New York Times on Structural Unemployment
There’s a good article in the New York Times about structural unemployment:
For the last two years, the weak economy has provided an opportunity for employers to do what they would have done anyway: dismiss millions of people — like file clerks, ticket agents and autoworkers — who were displaced by technological advances and international trade.
Of course, the article accepts the convention wisdom which says that this story is only going to occur in select areas of the workforce (file clerks, travel agents, etc.) and that it will be temporary as most workers will eventually adapt by re-training, etc. What if it is not temporary? What if the trend accelerates and begins to impact a broader and broader segment of the workforce as advancing technology makes even highly skilled jobs obsolete?
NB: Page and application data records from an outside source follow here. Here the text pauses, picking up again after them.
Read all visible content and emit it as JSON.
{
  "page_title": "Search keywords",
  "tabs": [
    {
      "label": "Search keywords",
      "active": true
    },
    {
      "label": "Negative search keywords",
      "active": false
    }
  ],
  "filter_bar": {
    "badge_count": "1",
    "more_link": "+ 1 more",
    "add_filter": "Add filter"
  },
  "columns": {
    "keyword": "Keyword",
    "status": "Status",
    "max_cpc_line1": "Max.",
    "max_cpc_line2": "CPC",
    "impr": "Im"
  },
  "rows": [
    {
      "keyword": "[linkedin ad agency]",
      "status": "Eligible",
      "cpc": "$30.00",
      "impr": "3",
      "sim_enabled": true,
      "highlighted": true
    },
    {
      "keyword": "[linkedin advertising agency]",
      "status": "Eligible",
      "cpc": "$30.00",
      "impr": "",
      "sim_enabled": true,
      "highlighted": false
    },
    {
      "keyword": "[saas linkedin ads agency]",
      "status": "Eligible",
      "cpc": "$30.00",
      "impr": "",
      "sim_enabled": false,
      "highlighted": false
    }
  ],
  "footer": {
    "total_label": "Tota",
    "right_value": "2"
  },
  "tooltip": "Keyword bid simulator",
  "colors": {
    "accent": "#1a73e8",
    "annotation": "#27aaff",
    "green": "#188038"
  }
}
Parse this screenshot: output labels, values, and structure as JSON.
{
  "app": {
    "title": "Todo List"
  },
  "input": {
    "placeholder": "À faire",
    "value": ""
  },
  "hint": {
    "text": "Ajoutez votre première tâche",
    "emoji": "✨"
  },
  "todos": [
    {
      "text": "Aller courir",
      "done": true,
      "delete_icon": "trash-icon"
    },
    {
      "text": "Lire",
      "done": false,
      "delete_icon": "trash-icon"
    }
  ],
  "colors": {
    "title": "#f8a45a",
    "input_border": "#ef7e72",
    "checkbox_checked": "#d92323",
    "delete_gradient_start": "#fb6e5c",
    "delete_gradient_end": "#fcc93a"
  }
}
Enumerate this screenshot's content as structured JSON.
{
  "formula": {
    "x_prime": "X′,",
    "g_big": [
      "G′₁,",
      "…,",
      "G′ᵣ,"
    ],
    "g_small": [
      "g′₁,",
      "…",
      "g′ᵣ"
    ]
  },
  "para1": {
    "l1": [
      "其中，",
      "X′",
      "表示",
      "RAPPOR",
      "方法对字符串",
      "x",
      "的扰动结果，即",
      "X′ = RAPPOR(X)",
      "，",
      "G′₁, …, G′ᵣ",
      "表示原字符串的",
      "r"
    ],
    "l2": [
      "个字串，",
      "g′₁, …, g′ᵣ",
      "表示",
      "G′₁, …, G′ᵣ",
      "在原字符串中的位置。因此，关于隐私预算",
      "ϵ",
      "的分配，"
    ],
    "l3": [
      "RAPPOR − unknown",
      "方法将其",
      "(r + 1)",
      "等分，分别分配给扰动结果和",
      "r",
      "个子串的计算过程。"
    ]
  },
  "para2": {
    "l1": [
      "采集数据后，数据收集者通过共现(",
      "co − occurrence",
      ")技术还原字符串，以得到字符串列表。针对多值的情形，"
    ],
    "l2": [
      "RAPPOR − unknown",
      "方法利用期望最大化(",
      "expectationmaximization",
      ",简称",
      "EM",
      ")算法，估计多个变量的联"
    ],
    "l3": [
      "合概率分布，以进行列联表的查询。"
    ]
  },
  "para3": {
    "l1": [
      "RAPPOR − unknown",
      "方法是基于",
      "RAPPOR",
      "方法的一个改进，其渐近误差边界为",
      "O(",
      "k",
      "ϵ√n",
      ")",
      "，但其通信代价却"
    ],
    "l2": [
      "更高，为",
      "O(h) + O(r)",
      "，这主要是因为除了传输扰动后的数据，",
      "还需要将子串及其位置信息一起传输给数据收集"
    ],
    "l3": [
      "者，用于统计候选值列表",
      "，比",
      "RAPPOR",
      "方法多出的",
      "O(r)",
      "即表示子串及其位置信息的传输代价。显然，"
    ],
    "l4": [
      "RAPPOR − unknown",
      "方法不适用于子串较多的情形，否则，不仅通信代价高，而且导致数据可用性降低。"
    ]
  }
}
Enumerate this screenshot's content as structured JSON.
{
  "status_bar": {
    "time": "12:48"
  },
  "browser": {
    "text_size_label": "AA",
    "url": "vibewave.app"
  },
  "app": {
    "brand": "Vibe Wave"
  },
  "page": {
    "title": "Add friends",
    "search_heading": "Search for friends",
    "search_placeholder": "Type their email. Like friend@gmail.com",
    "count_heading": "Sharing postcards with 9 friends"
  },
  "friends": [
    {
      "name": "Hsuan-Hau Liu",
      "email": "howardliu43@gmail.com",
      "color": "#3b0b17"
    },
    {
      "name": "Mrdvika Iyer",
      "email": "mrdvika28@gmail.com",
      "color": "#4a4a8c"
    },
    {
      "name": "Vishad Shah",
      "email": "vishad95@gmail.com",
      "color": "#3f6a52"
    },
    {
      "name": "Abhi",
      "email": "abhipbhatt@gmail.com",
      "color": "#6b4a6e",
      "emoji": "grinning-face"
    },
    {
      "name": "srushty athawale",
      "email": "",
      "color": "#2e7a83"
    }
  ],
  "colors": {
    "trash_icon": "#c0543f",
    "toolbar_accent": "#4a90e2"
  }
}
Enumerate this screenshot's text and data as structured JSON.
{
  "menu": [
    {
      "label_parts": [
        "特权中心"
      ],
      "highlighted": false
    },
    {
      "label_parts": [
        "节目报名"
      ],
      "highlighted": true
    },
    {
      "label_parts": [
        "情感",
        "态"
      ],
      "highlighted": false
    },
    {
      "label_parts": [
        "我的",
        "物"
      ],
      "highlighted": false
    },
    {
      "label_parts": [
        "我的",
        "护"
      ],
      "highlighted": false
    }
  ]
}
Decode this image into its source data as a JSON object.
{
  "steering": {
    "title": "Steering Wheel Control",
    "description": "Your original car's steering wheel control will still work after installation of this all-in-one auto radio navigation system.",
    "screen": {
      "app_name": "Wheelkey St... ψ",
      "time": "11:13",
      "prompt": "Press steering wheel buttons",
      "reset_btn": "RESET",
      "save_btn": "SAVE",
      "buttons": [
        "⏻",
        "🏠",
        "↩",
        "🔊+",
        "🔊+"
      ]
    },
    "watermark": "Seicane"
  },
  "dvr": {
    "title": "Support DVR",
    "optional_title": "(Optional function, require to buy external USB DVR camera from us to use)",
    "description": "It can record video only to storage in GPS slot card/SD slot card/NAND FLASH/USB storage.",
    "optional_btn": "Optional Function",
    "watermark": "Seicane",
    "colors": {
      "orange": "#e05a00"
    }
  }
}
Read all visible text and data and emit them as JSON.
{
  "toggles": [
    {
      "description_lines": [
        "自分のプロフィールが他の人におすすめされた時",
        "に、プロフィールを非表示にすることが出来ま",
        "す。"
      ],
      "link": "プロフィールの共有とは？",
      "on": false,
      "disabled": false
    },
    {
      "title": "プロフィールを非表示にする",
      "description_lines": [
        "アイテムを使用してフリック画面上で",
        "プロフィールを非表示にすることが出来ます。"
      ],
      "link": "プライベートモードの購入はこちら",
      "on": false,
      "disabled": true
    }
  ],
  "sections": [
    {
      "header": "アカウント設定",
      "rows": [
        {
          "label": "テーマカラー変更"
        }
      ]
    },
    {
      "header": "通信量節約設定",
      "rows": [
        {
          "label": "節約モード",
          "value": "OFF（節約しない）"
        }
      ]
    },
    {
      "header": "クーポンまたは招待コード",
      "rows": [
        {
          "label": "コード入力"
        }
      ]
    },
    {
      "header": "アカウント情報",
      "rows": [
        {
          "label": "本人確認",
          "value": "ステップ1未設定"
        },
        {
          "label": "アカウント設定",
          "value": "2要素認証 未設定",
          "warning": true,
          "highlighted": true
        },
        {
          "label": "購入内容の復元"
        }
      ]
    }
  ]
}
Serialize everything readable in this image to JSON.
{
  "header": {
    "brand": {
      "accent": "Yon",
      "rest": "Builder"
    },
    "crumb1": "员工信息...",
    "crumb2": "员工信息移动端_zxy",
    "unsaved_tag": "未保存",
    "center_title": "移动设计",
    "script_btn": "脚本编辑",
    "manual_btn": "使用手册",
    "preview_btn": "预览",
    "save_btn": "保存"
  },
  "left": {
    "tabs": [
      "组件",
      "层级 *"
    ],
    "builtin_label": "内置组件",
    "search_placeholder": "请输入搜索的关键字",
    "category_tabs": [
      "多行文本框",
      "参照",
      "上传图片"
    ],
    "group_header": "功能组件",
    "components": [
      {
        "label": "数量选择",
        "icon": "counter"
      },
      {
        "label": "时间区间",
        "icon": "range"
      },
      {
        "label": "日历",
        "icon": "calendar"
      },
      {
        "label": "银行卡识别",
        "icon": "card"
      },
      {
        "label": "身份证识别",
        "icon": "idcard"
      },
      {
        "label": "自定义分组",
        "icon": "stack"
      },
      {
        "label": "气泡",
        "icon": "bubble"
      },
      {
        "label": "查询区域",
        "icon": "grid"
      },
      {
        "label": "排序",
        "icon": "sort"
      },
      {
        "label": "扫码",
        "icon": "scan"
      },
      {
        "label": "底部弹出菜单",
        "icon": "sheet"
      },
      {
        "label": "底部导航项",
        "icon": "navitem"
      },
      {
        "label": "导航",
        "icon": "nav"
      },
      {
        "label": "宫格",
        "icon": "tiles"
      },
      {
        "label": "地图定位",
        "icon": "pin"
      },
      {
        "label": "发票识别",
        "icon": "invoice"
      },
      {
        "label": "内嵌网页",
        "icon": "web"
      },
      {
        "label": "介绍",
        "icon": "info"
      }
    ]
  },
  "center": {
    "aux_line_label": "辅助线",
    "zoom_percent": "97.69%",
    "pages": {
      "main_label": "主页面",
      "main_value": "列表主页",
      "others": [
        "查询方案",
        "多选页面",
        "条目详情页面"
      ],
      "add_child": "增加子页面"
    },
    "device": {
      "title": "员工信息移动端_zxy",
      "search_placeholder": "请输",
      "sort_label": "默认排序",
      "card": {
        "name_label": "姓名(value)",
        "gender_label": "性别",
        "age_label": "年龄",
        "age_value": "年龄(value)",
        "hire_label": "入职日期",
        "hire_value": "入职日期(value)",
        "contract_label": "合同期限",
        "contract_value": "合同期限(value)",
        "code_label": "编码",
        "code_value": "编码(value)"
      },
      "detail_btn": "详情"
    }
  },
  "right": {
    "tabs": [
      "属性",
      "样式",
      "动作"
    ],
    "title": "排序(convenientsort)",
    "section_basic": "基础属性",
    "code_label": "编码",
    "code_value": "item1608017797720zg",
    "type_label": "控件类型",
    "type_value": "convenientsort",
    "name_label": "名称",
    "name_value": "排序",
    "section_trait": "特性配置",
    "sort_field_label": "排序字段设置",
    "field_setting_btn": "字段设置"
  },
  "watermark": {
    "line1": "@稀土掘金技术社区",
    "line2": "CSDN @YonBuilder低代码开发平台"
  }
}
As the article suggests, very often the job of last resort in cases like this is a part-time position at Wal-mart. What happens when Wal-mart begins to automate? Do people really believe that will never happen? Wal-mart management was already starting to think about it back in 2005.